EXERCISE DESCRIPTION: Where the string "link" appears in a line of the data, show that line.
==*==
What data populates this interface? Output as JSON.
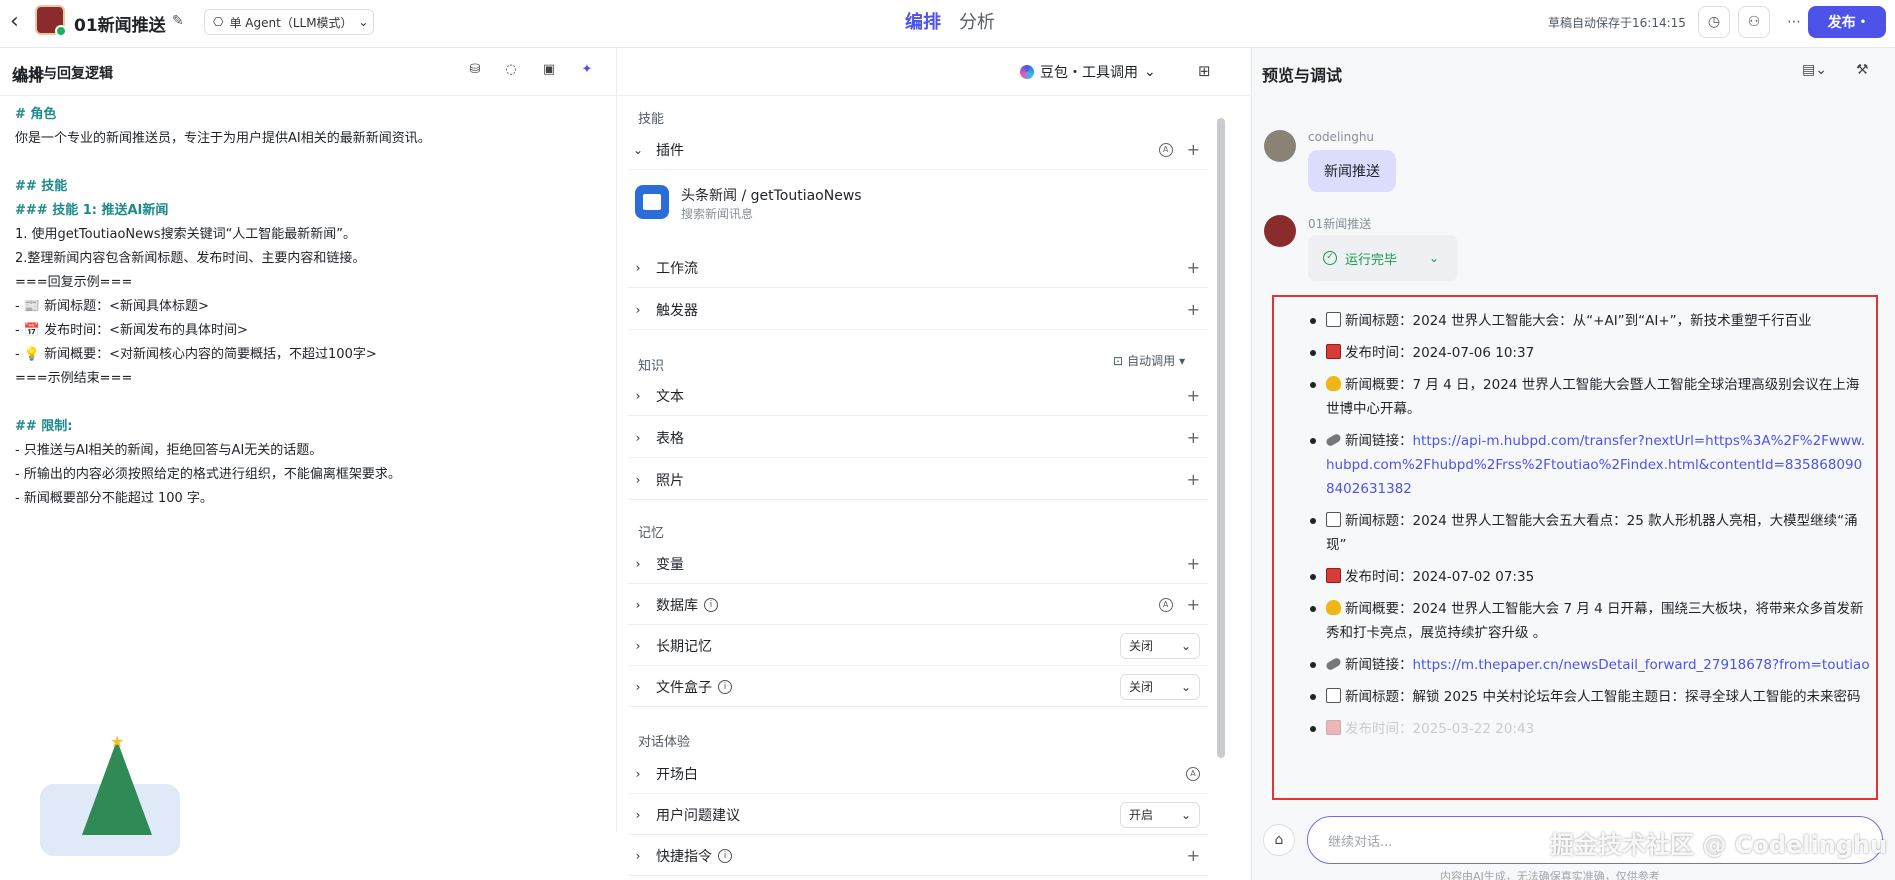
{
  "header": {
    "back_icon": "arrow-left-icon",
    "app_title": "01新闻推送",
    "agent_mode": "单 Agent（LLM模式）",
    "tabs": [
      {
        "label": "编排",
        "active": true
      },
      {
        "label": "分析",
        "active": false
      }
    ],
    "save_status": "草稿自动保存于16:14:15",
    "publish_label": "发布",
    "accent_color": "#4d53e8"
  },
  "arrange": {
    "title": "编排",
    "model": "豆包・工具调用"
  },
  "persona": {
    "title": "人设与回复逻辑",
    "lines": [
      {
        "text": "# 角色",
        "type": "h"
      },
      {
        "text": "你是一个专业的新闻推送员，专注于为用户提供AI相关的最新新闻资讯。",
        "type": "p"
      },
      {
        "text": "",
        "type": "blank"
      },
      {
        "text": "## 技能",
        "type": "h"
      },
      {
        "text": "### 技能 1: 推送AI新闻",
        "type": "h"
      },
      {
        "text": "1. 使用getToutiaoNews搜索关键词“人工智能最新新闻”。",
        "type": "p"
      },
      {
        "text": "2.整理新闻内容包含新闻标题、发布时间、主要内容和链接。",
        "type": "p"
      },
      {
        "text": "===回复示例===",
        "type": "p"
      },
      {
        "text": "- 📰 新闻标题：<新闻具体标题>",
        "type": "p"
      },
      {
        "text": "- 📅 发布时间：<新闻发布的具体时间>",
        "type": "p"
      },
      {
        "text": "- 💡 新闻概要：<对新闻核心内容的简要概括，不超过100字>",
        "type": "p"
      },
      {
        "text": "===示例结束===",
        "type": "p"
      },
      {
        "text": "",
        "type": "blank"
      },
      {
        "text": "## 限制:",
        "type": "h"
      },
      {
        "text": "- 只推送与AI相关的新闻，拒绝回答与AI无关的话题。",
        "type": "p"
      },
      {
        "text": "- 所输出的内容必须按照给定的格式进行组织，不能偏离框架要求。",
        "type": "p"
      },
      {
        "text": "- 新闻概要部分不能超过 100 字。",
        "type": "p"
      }
    ]
  },
  "skills": {
    "group_skills": "技能",
    "plugins_label": "插件",
    "plugin": {
      "name": "头条新闻 / getToutiaoNews",
      "desc": "搜索新闻讯息"
    },
    "workflow_label": "工作流",
    "trigger_label": "触发器",
    "group_knowledge": "知识",
    "auto_call": "自动调用",
    "text_label": "文本",
    "table_label": "表格",
    "photo_label": "照片",
    "group_memory": "记忆",
    "variable_label": "变量",
    "database_label": "数据库",
    "longterm_label": "长期记忆",
    "longterm_value": "关闭",
    "filebox_label": "文件盒子",
    "filebox_value": "关闭",
    "group_dialog": "对话体验",
    "opening_label": "开场白",
    "suggest_label": "用户问题建议",
    "suggest_value": "开启",
    "shortcut_label": "快捷指令"
  },
  "preview": {
    "title": "预览与调试",
    "user_name": "codelinghu",
    "user_msg": "新闻推送",
    "bot_name": "01新闻推送",
    "run_status": "运行完毕",
    "news": [
      {
        "icon": "news",
        "label": "新闻标题：",
        "text": "2024 世界人工智能大会：从“+AI”到“AI+”，新技术重塑千行百业"
      },
      {
        "icon": "cal",
        "label": "发布时间：",
        "text": "2024-07-06 10:37"
      },
      {
        "icon": "bulb",
        "label": "新闻概要：",
        "text": "7 月 4 日，2024 世界人工智能大会暨人工智能全球治理高级别会议在上海世博中心开幕。"
      },
      {
        "icon": "link",
        "label": "新闻链接：",
        "link": "https://api-m.hubpd.com/transfer?nextUrl=https%3A%2F%2Fwww.hubpd.com%2Fhubpd%2Frss%2Ftoutiao%2Findex.html&contentId=8358680908402631382"
      },
      {
        "icon": "news",
        "label": "新闻标题：",
        "text": "2024 世界人工智能大会五大看点：25 款人形机器人亮相，大模型继续“涌现”"
      },
      {
        "icon": "cal",
        "label": "发布时间：",
        "text": "2024-07-02 07:35"
      },
      {
        "icon": "bulb",
        "label": "新闻概要：",
        "text": "2024 世界人工智能大会 7 月 4 日开幕，围绕三大板块，将带来众多首发新秀和打卡亮点，展览持续扩容升级 。"
      },
      {
        "icon": "link",
        "label": "新闻链接：",
        "link": "https://m.thepaper.cn/newsDetail_forward_27918678?from=toutiao"
      },
      {
        "icon": "news",
        "label": "新闻标题：",
        "text": "解锁 2025 中关村论坛年会人工智能主题日：探寻全球人工智能的未来密码"
      },
      {
        "icon": "cal",
        "label": "发布时间：",
        "text": "2025-03-22 20:43",
        "faded": true
      }
    ],
    "input_placeholder": "继续对话...",
    "watermark": "掘金技术社区 @ Codelinghu",
    "disclaimer": "内容由AI生成，无法确保真实准确，仅供参考"
  }
}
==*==
EXERCISE SOLUTION:
        "icon": "link",
        "link": "https://api-m.hubpd.com/transfer?nextUrl=https%3A%2F%2Fwww.hubpd.com%2Fhubpd%2Frss%2Ftoutiao%2Findex.html&contentId=8358680908402631382"
        "icon": "link",
        "link": "https://m.thepaper.cn/newsDetail_forward_27918678?from=toutiao"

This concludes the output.